*** Opening AVAILABLE RECORDS ***

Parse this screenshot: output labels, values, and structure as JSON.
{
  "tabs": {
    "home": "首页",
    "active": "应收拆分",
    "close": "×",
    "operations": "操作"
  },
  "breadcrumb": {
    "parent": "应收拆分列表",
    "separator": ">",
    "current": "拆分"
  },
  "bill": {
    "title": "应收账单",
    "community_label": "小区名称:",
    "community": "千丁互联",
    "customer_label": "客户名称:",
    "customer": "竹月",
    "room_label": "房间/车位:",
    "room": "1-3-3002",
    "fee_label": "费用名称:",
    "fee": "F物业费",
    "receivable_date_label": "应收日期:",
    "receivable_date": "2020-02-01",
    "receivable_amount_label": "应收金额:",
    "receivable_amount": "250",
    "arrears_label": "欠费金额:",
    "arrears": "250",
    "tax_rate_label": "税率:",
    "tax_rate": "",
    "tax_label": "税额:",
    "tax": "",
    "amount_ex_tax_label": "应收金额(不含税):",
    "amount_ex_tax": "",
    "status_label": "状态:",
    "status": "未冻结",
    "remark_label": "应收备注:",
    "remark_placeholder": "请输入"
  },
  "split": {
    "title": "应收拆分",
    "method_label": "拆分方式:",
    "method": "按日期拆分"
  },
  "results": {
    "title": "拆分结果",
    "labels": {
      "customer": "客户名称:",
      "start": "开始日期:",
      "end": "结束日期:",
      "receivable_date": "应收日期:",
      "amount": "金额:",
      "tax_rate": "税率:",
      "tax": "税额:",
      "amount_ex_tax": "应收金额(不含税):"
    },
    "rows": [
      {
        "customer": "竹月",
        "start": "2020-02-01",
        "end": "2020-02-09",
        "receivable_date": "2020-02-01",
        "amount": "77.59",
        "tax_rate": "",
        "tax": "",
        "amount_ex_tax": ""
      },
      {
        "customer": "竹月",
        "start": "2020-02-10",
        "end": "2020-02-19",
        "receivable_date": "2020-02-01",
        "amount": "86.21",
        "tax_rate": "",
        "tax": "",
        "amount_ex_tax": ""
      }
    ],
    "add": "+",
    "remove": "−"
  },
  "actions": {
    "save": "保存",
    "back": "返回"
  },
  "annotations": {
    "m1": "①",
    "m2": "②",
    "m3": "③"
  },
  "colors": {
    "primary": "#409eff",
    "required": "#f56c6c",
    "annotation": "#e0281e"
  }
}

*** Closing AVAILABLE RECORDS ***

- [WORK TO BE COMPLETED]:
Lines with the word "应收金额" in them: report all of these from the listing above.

- [PROBLEM SOLUTION]:
    "receivable_amount_label": "应收金额:",
    "amount_ex_tax_label": "应收金额(不含税):",
      "amount_ex_tax": "应收金额(不含税):"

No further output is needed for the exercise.